  29. Arizona, along with Colorado, New Mexico, and Utah, is a part of the Four Corners. A place in the United States where a person can stand in four states and the same time.
  30. There are three national parks, six state forests, 18 national monuments (more than any other state), and 28 state parks in Arizona.
  31. Kitts Peak National Observatory, near Tucson, is the home of the world’s largest solar telescope.
  32. The largest unbroken Ponderosa pine forest in the U.S. is in Arizona. Around one-fourth of the state is covered by forest growth.
  33. The West’s most famous shoot-out, the gunfight at the O.K. Corral, took place in Tombstone, Arizona. It lasted for only around 30 seconds.
  34. There are more golf courses than Scotland and more mountains than Switzerland located in Arizona.
  35. The Southern Pacific Railroad connected Arizona with the eastern states in 1926.
  36. The original London Bridge now calls Arizona home. It was shipped stone-by-stone and reconstructed in Lake Havasu City.
  37. The name “Arizona” originated from the Spanish name, Arizonac, which in turn derived from the O’odham name “alĭ ṣonak” (meaning “small spring”).
  38. The two largest man-made lakes in the U.S. are found in Arizona- Lake Powell and Lake Mead.
  39. The Arizona flag has 13 rays of red and gold/yellow on its top half, symbolizing the original 13 states in the Union as well as Arizona’s sunsets. The copper star at the center of the flag represents Arizona’s copper mining industry.
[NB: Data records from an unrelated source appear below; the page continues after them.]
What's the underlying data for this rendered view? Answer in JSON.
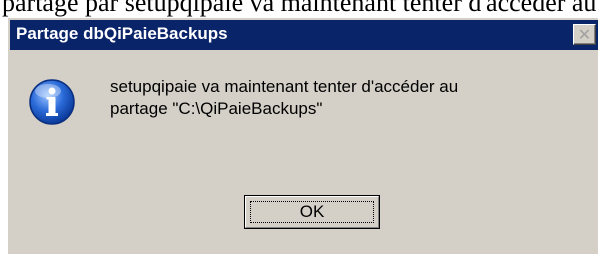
{
  "background_text": "partagé par setupqipaie va maintenant tenter d'accéder au partage qipaie sur le poste client Q",
  "dialog": {
    "title": "Partage dbQiPaieBackups",
    "close_symbol": "✕",
    "icon": "info-icon",
    "message_line1": "setupqipaie va maintenant tenter d'accéder au",
    "message_line2": "partage \"C:\\QiPaieBackups\"",
    "ok_label": "OK"
  },
  "colors": {
    "titlebar": "#0a246a",
    "dialog_bg": "#d4d0c8",
    "icon_blue": "#1d5fc4"
  }
}
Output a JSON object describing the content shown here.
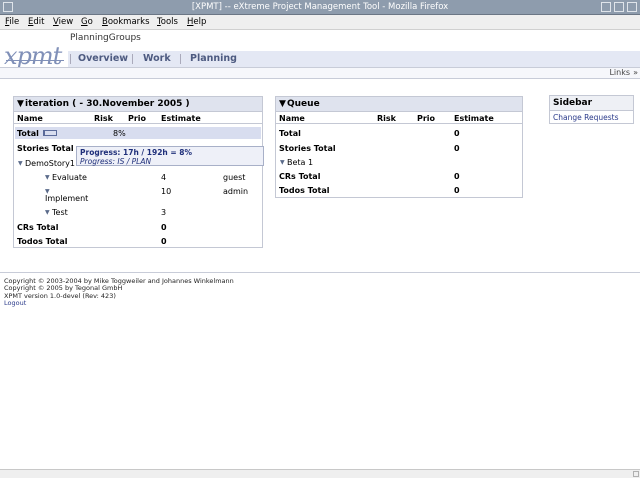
{
  "window": {
    "title": "[XPMT] -- eXtreme Project Management Tool - Mozilla Firefox"
  },
  "menu": [
    "File",
    "Edit",
    "View",
    "Go",
    "Bookmarks",
    "Tools",
    "Help"
  ],
  "header": {
    "logo_text": "xpmt",
    "project_name": "PlanningGroups",
    "tabs": [
      "Overview",
      "Work",
      "Planning"
    ]
  },
  "links_label": "Links",
  "iteration": {
    "title": "iteration  ( - 30.November 2005 )",
    "columns": [
      "Name",
      "Risk",
      "Prio",
      "Estimate"
    ],
    "total_label": "Total",
    "total_percent": "8%",
    "progress_fraction": 0.08,
    "stories_total_label": "Stories Total",
    "story_name": "DemoStory1",
    "tasks": [
      {
        "name": "Evaluate",
        "estimate": "4",
        "user": "guest"
      },
      {
        "name": "Implement",
        "estimate": "10",
        "user": "admin"
      },
      {
        "name": "Test",
        "estimate": "3",
        "user": ""
      }
    ],
    "crs_total_label": "CRs Total",
    "crs_total_value": "0",
    "todos_total_label": "Todos Total",
    "todos_total_value": "0",
    "tooltip_line1": "Progress: 17h / 192h = 8%",
    "tooltip_line2": "Progress: IS / PLAN"
  },
  "queue": {
    "title": "Queue",
    "columns": [
      "Name",
      "Risk",
      "Prio",
      "Estimate"
    ],
    "rows": [
      {
        "label": "Total",
        "value": "0"
      },
      {
        "label": "Stories Total",
        "value": "0"
      },
      {
        "label": "Beta 1",
        "value": ""
      },
      {
        "label": "CRs Total",
        "value": "0"
      },
      {
        "label": "Todos Total",
        "value": "0"
      }
    ]
  },
  "sidebar": {
    "title": "Sidebar",
    "link": "Change Requests"
  },
  "footer": {
    "line1": "Copyright © 2003-2004 by Mike Toggweiler and Johannes Winkelmann",
    "line2": "Copyright © 2005 by Tegonal GmbH",
    "line3": "XPMT version 1.0-devel (Rev: 423)",
    "logout": "Logout"
  }
}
The blue one the bottom half represents the Colorado River. The red and blue shades on the Arizona flag are the same as the red and blue found on the flag of the United States.
  40. The hottest recorded temperature in Arizona was 128 degrees in Lake Havasu City on June 29, 1994.
  41. The coldest recorded temperature in Arizona was -40 degrees, recorded January 7, 1971, at Hawley Lake.
  42. With 3,928 mountain peaks and summits, Arizona has more mountains than any of the other mountain states (Colorado, Idaho, Montana, Nevada, New Mexico, Utah, and Wyoming).
  43. Humphrey’s Peak is Arizona’s highest point, coming in at 12,633 feet.
  44. The Four Peaks area of the Matzanal Mountains produces top-quality amethysts.
  45. Phoenix originated as a hay camp to supply Camp McDowell in 1866.
  46. The Tonto Natural Bridge, near Payson, is thought to be the world’s largest natural travertine bridge. The bridge was discovered in 1877 and is 400 feet long and 183 feet high.
  47. It is unlawful to refuse a person a glass of water in Arizona.
  48. The land area that is now known as Arizona had the Castilian and Burgundian flags of Spain, the Mexican flag, and the Confederate flag flown over it at one point in time.

As you can see, we love Arizona. More than that, we love the people of Arizona, and we take pride in our part in keeping them safe on the roads. For high-quality auto repair services, give the experts at Virginia Auto Service a try. Call (602) 266-0200 or schedule an appointment online.

Leave a Comment

Your email address will not be published. Required fields are marked *